The United States Department of Agriculture just announcing its 45th general sign up for the Conservation Reserve Program or CRP. The sign up will be conducted over a four week period beginning May 20 through June 14.
Currently, about 27 million acres are enrolled in CRP, which is a voluntary program available to agricultural producers to help them safeguard environmentally sensitive land. Producers enrolled in CRP plant long-term, resource-conserving covers to improve the quality of water, control soil erosion and enhance wildlife habitat. Contracts on 3.3 million acres of CRP are set to expire on Sept. 30 of this year. Producers with expiring contracts or producers with environmentally sensitive land are encouraged to evaluate their options under CRP.
CRP provides American producers with assets to address our most critical resource issues. Just last year during one of the worst droughts in generations, the CRP proved vital in protecting our most environmentally sensitive lands from erosion. Emergency haying and grazing on CRP lands also supplied critical feed and forage for livestock producers due to the drought.
Producers that are accepted in the sign up can receive cost-share assistance to plant cover acres and receive an annual rental payment for the length of the contract, which is either 10 or 15 years.
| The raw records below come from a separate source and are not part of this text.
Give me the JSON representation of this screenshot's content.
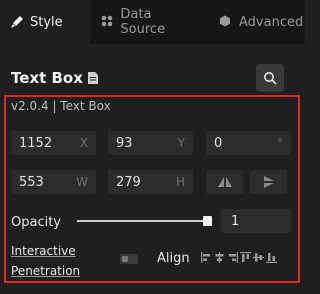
{
  "tabs": [
    {
      "label": "Style",
      "icon": "brush-icon",
      "active": true
    },
    {
      "label": "Data Source",
      "icon": "grid-icon",
      "active": false
    },
    {
      "label": "Advanced",
      "icon": "hexagon-icon",
      "active": false
    }
  ],
  "component": {
    "title": "Text Box",
    "version": "v2.0.4 | Text Box"
  },
  "position": {
    "x": {
      "value": "1152",
      "unit": "X"
    },
    "y": {
      "value": "93",
      "unit": "Y"
    },
    "rotation": {
      "value": "0",
      "unit": "°"
    }
  },
  "size": {
    "w": {
      "value": "553",
      "unit": "W"
    },
    "h": {
      "value": "279",
      "unit": "H"
    }
  },
  "opacity": {
    "label": "Opacity",
    "value": "1",
    "level": 1
  },
  "interactive": {
    "label_line1": "Interactive",
    "label_line2": "Penetration",
    "enabled": false
  },
  "align": {
    "label": "Align",
    "icons": [
      "align-left-icon",
      "align-center-h-icon",
      "align-right-icon",
      "align-top-icon",
      "align-middle-v-icon",
      "align-bottom-icon"
    ]
  },
  "colors": {
    "highlight_border": "#e0262b",
    "background": "#1f1f1f"
  }
}
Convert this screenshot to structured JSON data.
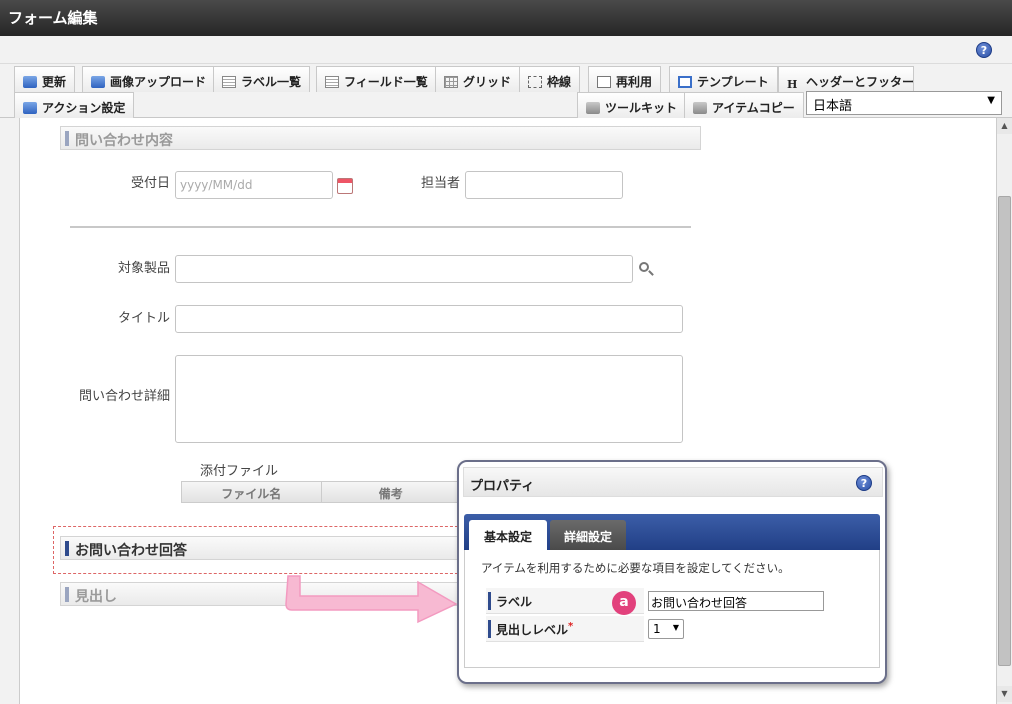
{
  "window": {
    "title": "フォーム編集"
  },
  "toolbar": {
    "row1": [
      "更新",
      "画像アップロード",
      "ラベル一覧",
      "フィールド一覧",
      "グリッド",
      "枠線",
      "再利用",
      "テンプレート",
      "ヘッダーとフッター"
    ],
    "action": "アクション設定",
    "toolkit": "ツールキット",
    "item_copy": "アイテムコピー",
    "language": "日本語"
  },
  "form": {
    "section1": "問い合わせ内容",
    "reception_label": "受付日",
    "reception_placeholder": "yyyy/MM/dd",
    "assignee_label": "担当者",
    "product_label": "対象製品",
    "title_label": "タイトル",
    "detail_label": "問い合わせ詳細",
    "attach_label": "添付ファイル",
    "attach_cols": [
      "ファイル名",
      "備考"
    ],
    "section2": "お問い合わせ回答",
    "section3": "見出し"
  },
  "property": {
    "title": "プロパティ",
    "tab_basic": "基本設定",
    "tab_detail": "詳細設定",
    "description": "アイテムを利用するために必要な項目を設定してください。",
    "label_name": "ラベル",
    "label_value": "お問い合わせ回答",
    "level_name": "見出しレベル",
    "level_value": "1",
    "required_mark": "*"
  },
  "annotation": {
    "badge": "a"
  },
  "colors": {
    "accent": "#2f4b8d",
    "badge": "#e2417c",
    "arrow": "#f39ac0"
  }
}
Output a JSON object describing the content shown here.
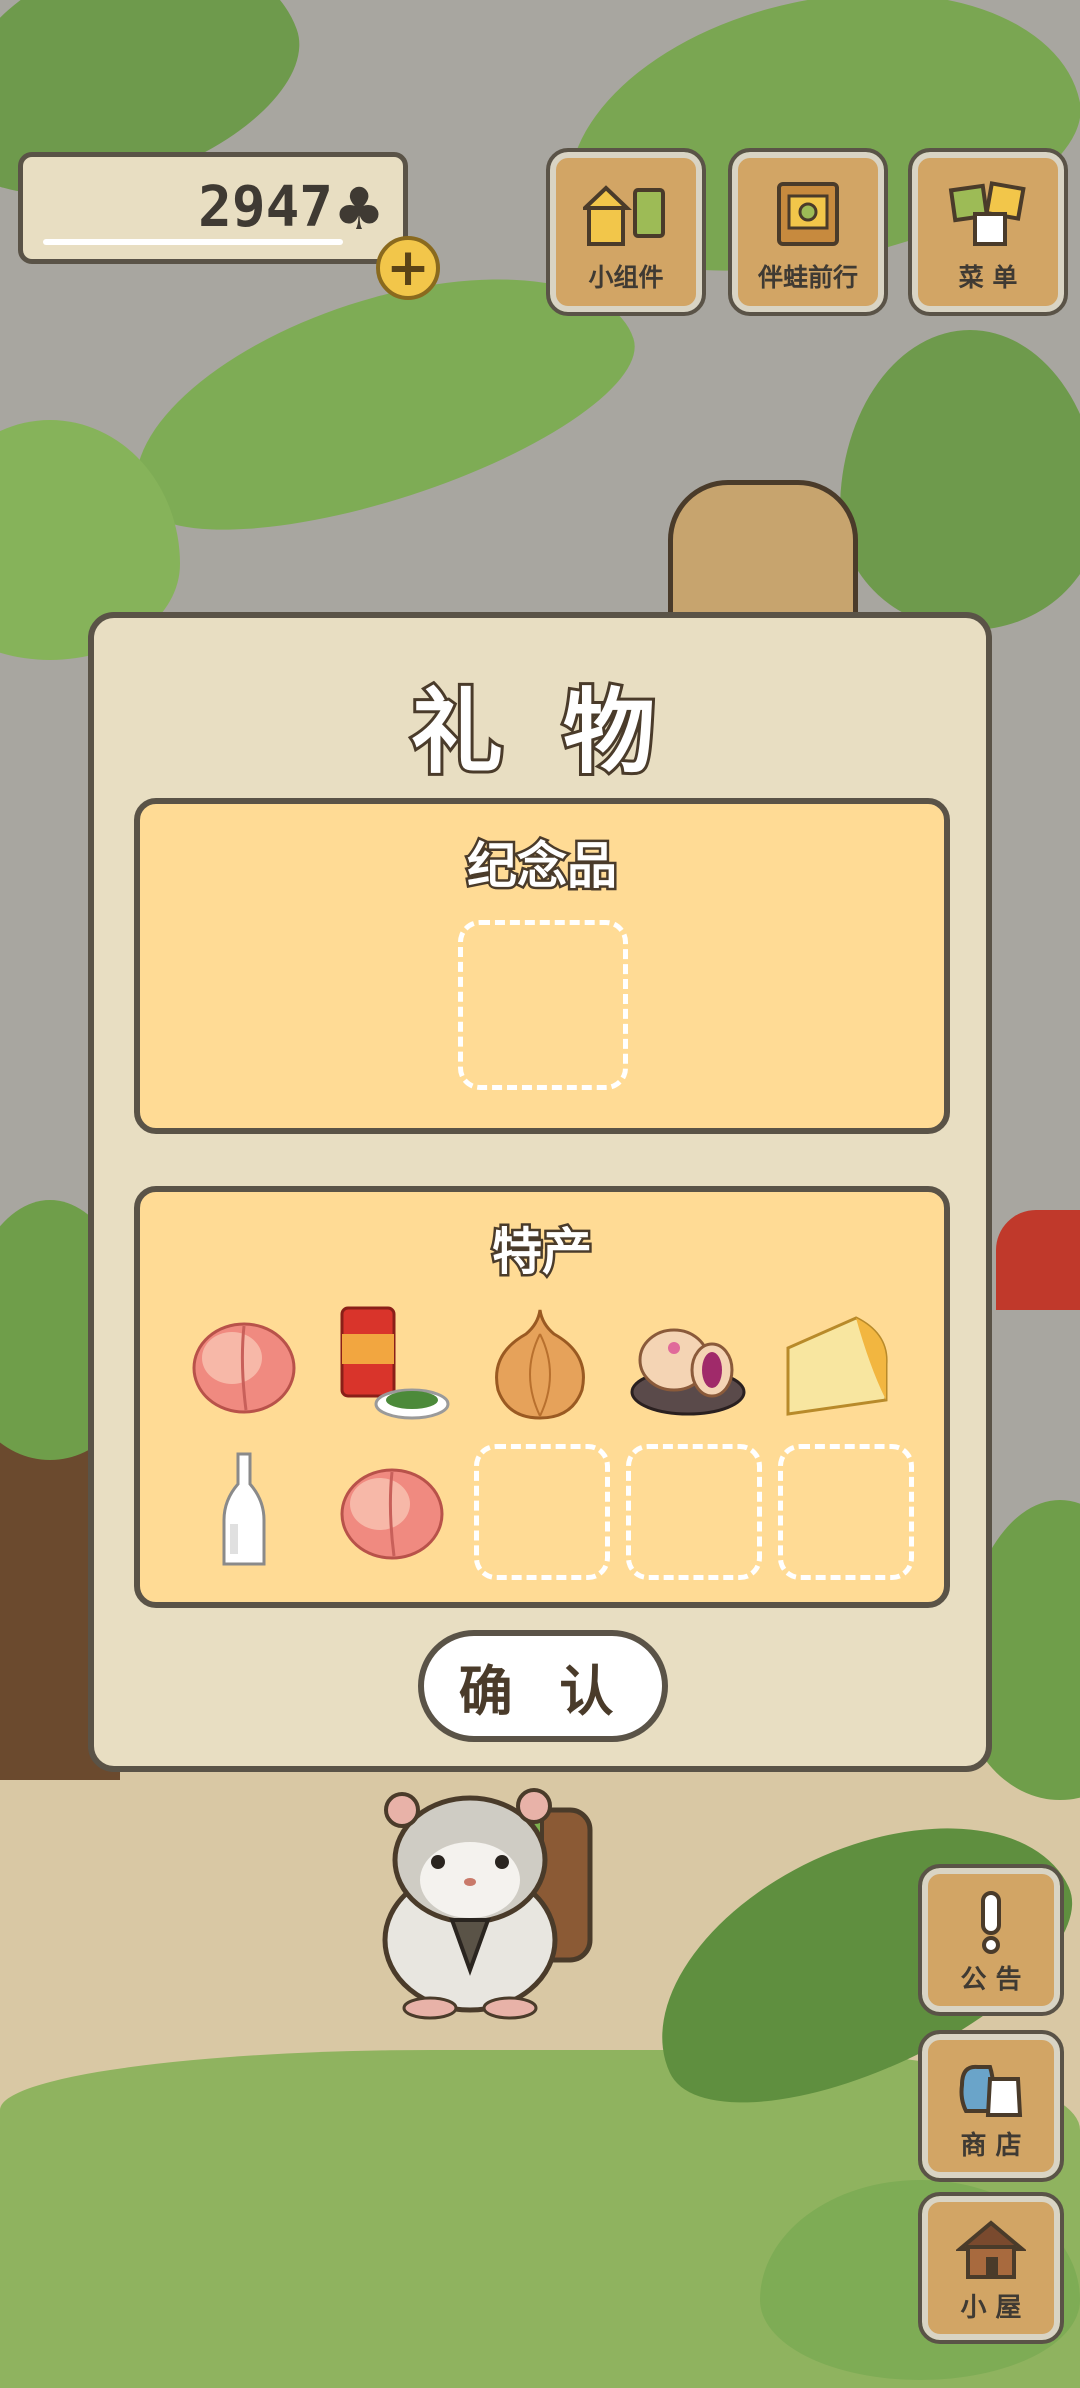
{
  "hud": {
    "clover_count": "2947",
    "clover_symbol": "♣",
    "plus_symbol": "+"
  },
  "top_buttons": [
    {
      "label": "小组件"
    },
    {
      "label": "伴蛙前行"
    },
    {
      "label": "菜 单"
    }
  ],
  "side_buttons": [
    {
      "label": "公 告"
    },
    {
      "label": "商 店"
    },
    {
      "label": "小 屋"
    }
  ],
  "dialog": {
    "title": "礼 物",
    "souvenir_title": "纪念品",
    "specialty_title": "特产",
    "specialty_items": [
      "peach",
      "canned-tea-with-greens",
      "onion",
      "flower-cake",
      "cheese",
      "glass-bottle",
      "peach"
    ],
    "confirm_label": "确 认"
  },
  "colors": {
    "dialog_bg": "#e8dec2",
    "panel_bg": "#ffdb95",
    "border": "#5a5347",
    "wood_button": "#d2a565"
  }
}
Over the past 27 years, farmers, ranchers, conservationists, hunters, fishermen and other outdoor enthusiasts have made CRP one of the largest and most important USDA efforts. CRP continues to make major contributions to national efforts to improve water and air quality, and to prevent soil erosion by protecting the most sensitive areas including those prone to flash flooding and runoff. CRP has also helped increase populations of pheasants, quail, ducks, and rare species, like the sage grouse, the lesser prairie chicken, and other grassland birds.
CRP has restored more than two million acres of wetlands and two million acres of riparian buffers; each year, CRP keeps more than 600 million pounds of nitrogen and more than 100 million pounds of phosphorous from flowing into our nation's streams, rivers, and lakes. CRP provides $1.8 billion annually to landowners - dollars that make their way into local economies, supporting small businesses and creating jobs; and CRP is the largest private lands carbon sequestration program in the country.
USDA continues to enroll a record number of acres of private working lands in conservation programs, working with more than 500,000 farmers and ranchers to implement conservation practices that clean the air we breathe, filter the water we drink, and prevent soil erosion. Since 2009, USDA has enrolled more than 50 million acres into the conservation stewardship program to incentivize the most productive, beneficial conservation practices.
Additional sign ups for continuous CRP programs such as highly erodible land initiative and initiative to restore grasslands, wetlands and wildlife-will be announced in spring 2013. To learn more about your land eligibility for the USDA's Conservation Reserve Program, contact your local Farm Service Agency.